Most DUI offenders want to make amends and keep up with their program requirements. They are required to have an ignition interlock device installed in their vehicles for a time period mandated by the court and to attend an alcohol education class.
Over the years, however, the NMA has received complaints from many charged with DUI about these mandated ignition interlock devices (IIDs). A Virginia couple is now trying to change the laws and regulations governing the use and penalties associated with IIDs so that those in the DUI program who are on the right path but get saddled with reported false positive readings from their devices can finish the program without violating its requirements.
If you or anyone you know is now or in the past has used an ignition interlock device, the NMA encourages you to take a few minutes to make comments to petitions spearheaded by Dave and Cynthia Hites to the Virginia Alcohol Safety Action Program Commission (VASAP). The comment period ends March 11.

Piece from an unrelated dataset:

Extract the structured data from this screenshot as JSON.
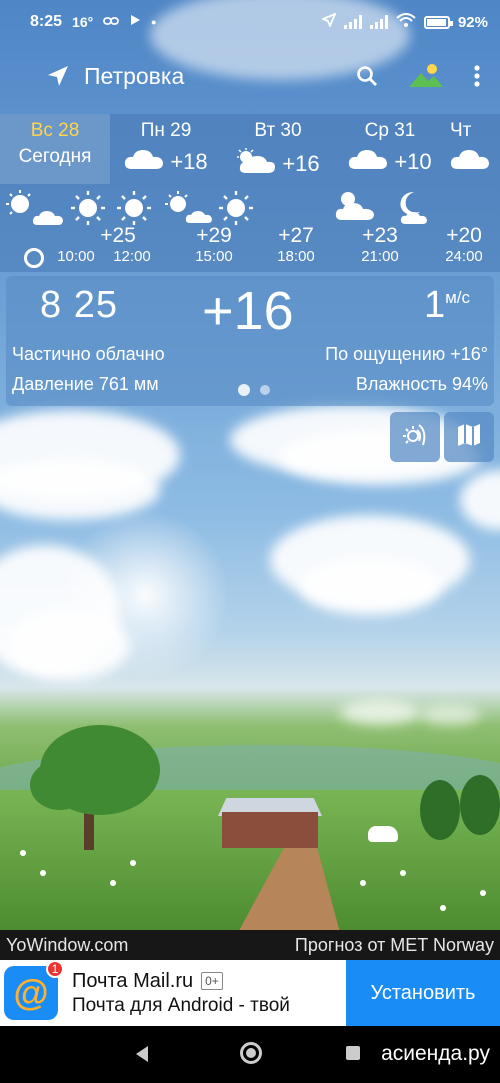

Here is the link to the petition for the rule making changes. This is also the same place to comment:
The main points to consider for the rule changes:
- Support the change to move the ignition interlock fail point from .02% BAC to .04% BAC. Many DUI offenders have difficulty starting their cars because he or she is at the mercy of flawed fuel cell technology, which can generate false positives (even though the user has not been drinking) which can cause a DUI convicted person to go back to court and face possible jail time. Case managers often misinterpret ignition interlock data. Moving the fail point will dramatically decrease false positive results that case managers use to keep offenders in the program and cost offenders who have not violated their program additional money.
- Recently, the commission on VASAP established revised guidelines for case managers. These revisions do not go far enough to protect offenders from case managers subjectively prosecuting them. The changes requested in the Hites petitions will empower offenders with information they need to fight false charges and will hold case managers to an objective standard.
Please make a public comment before March 11 if you support offender rights to be treated fairly and equally and arm them with information to fight false charges. Please feel free to share your own experiences or those of family members.
If you have any questions about the Hites’ petitions or need more details, please feel free to email Mr. Hites at email@example.com